When The Food Corridor first started, the goal was to fill the gap in what services were available for food entrepreneurs, and the commissary and incubator kitchens trying to serve them. The team worked with people and kitchens in various sectors of the food startup economy, but it didn’t take long to figure out that their specialty would really lie in shared-use kitchens and providing software as a service. Today, The Food Corridor has its sights set on being the leading SaaS and thought leader for shared-use kitchens.
“Early on, we were doing the two-pronged approach,” focusing on both food entrepreneurs and shared-use kitchens, said spokeswoman Rachael Miller. The team realized they couldn’t do everything at once, though, and decided to really focus on the kitchens. “We understand that there’s this massive pain point of lack of support for these shared-use kitchens, and that’s the hole that we’re trying to fill,” she said.
The Food Corridor now has more than 55 kitchens in 28 states on its platform, and through those kitchens, it’s working with more than 900 food businesses. The company has focused on developing tools for shared-use kitchens to become more efficient, such as automated invoicing, scheduling, calendar management, and space or equipment rental management. While software options exist for versions of these needs in other industries—calendar management software for yoga studios, for example—Miller said there were kitchen-specific needs going unaddressed.
Each kitchen is different: Some rent out blenders or meat slicers or shelf space, and most offer a unique combination of these or other assets—and those services each create unique revenue streams.

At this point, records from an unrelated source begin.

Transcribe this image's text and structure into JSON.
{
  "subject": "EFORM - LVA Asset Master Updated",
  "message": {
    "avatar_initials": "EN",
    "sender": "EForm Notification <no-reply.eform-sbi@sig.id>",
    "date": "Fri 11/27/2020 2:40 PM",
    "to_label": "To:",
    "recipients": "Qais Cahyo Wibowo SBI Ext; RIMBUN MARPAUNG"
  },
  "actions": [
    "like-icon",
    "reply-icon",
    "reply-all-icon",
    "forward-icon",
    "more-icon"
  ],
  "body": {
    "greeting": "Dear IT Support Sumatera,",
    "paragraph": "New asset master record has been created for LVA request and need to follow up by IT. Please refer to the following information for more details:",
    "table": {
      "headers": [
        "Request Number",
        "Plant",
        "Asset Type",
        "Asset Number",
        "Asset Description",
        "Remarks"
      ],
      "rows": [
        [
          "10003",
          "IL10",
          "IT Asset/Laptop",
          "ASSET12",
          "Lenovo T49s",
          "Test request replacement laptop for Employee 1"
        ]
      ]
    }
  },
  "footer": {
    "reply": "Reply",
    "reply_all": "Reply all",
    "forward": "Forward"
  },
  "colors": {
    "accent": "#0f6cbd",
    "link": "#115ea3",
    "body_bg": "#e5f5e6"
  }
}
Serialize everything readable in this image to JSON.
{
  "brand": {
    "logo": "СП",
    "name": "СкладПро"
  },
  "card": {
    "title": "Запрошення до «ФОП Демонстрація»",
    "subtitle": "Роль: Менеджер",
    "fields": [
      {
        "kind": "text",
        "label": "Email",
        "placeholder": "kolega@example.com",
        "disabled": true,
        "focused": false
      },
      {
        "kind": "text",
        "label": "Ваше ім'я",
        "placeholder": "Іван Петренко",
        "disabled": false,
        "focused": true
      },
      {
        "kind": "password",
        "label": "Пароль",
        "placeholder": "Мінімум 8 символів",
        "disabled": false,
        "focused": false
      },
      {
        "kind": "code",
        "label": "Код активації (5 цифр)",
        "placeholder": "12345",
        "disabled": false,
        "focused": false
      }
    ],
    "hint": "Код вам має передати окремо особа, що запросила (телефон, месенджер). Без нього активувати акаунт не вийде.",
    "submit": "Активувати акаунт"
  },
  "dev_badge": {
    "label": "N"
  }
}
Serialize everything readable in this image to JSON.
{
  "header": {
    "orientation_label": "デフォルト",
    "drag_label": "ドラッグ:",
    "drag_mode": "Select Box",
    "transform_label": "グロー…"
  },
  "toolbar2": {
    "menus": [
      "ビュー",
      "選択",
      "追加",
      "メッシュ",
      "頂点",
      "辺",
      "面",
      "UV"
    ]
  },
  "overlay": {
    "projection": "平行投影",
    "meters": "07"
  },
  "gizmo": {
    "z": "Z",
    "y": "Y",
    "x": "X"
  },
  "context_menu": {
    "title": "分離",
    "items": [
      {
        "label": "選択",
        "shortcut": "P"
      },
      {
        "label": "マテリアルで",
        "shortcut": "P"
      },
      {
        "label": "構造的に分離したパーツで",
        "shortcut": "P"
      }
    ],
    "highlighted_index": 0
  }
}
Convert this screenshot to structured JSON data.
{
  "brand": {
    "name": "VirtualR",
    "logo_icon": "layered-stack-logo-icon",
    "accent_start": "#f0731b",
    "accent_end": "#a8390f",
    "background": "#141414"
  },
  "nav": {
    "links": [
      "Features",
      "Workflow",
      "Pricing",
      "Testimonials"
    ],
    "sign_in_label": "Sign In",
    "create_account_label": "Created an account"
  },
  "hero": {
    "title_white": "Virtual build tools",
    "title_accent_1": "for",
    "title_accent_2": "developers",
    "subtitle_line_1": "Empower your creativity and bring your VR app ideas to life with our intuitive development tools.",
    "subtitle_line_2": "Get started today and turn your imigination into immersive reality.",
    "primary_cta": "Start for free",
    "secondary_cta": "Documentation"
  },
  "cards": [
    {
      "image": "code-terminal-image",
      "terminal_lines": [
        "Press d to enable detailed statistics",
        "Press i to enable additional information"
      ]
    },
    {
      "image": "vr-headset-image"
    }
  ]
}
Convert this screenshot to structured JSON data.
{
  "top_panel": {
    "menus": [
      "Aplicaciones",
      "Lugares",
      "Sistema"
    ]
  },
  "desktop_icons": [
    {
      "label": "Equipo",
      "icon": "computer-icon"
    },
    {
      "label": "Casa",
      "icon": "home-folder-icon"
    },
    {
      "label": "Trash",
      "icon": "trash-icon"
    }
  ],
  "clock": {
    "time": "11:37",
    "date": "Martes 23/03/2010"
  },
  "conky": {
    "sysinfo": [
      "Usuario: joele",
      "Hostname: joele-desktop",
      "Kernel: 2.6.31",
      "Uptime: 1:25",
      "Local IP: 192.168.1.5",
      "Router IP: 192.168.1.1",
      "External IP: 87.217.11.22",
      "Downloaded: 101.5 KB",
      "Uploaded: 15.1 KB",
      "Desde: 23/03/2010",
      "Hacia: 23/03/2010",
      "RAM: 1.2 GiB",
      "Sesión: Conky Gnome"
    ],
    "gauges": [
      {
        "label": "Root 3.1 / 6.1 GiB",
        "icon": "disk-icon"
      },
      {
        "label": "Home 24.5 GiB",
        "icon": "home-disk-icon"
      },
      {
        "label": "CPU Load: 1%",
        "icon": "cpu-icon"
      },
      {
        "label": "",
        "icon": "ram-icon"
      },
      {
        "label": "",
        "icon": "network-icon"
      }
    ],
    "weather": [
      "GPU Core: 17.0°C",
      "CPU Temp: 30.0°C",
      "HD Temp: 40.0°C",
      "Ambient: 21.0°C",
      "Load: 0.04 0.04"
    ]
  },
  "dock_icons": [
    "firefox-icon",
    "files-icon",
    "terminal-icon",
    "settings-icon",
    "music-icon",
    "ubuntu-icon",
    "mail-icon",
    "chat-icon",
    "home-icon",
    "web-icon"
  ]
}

The Food Corridor has created software that can accommodate kitchen-specific goods and services while serving the varying needs of each kitchen. As a result of its software, Miller said, some kitchens have gained an efficiency boost that then enabled them to take on additional clients. The Food Corridor is now partnering with Purdue University to put out a shared-use kitchen toolkit, which it plans to roll out in March.
While The Food Corridor has shifted to focus more on helping the people who run shared-use kitchens rather than the food entrepreneurs directly, it does still try to provide support for both—like connecting food entrepreneurs with shared-use kitchens that could be a good match, for example.
The Food Corridor provides food entrepreneurs with access to “ecosystem services” such as discounts on some types of insurance through the Food Liability Insurance Program, and it’s currently building community features to be able to engage with shared-use kitchen members. For now, Miller said, entrepreneurs are encouraged to join The Network for Food Business Entrepreneurs.
For kitchens, programming is proving to be a valuable source of revenue. Miller said kitchens are increasingly offering copacking services, food safety and sanitation classes, and other types of programming that can generate revenue but also support and benefit the businesses using their spaces.
“For a food entrepreneur trying to figure out how to scale their business, the more programming that shared-use kitchens can offer to entrepreneurs, the more successful they’re going to be,” she said. And the more efficient a kitchen is in using its space, the more services or clients it can offer or accommodate. Some kitchens have even started marketing the products that their client companies are making, said Miller, who cited one shared-use kitchen that put together beautifully arranged gift boxes featuring food products from its client businesses during the holiday shopping season.
Ultimately, The Food Corridor is striving to be “a community-focused business”—Miller noted that, “it's hard to build a business without soul these days"—that supports the various players in this space. Because, as she sees time and again, things that benefit a shared-use kitchen often benefit the entrepreneurs using the kitchen, and vice versa.
“We have our SaaS and that’s our core product,” she said. But the driving question is always, she added, “How do we cultivate community?”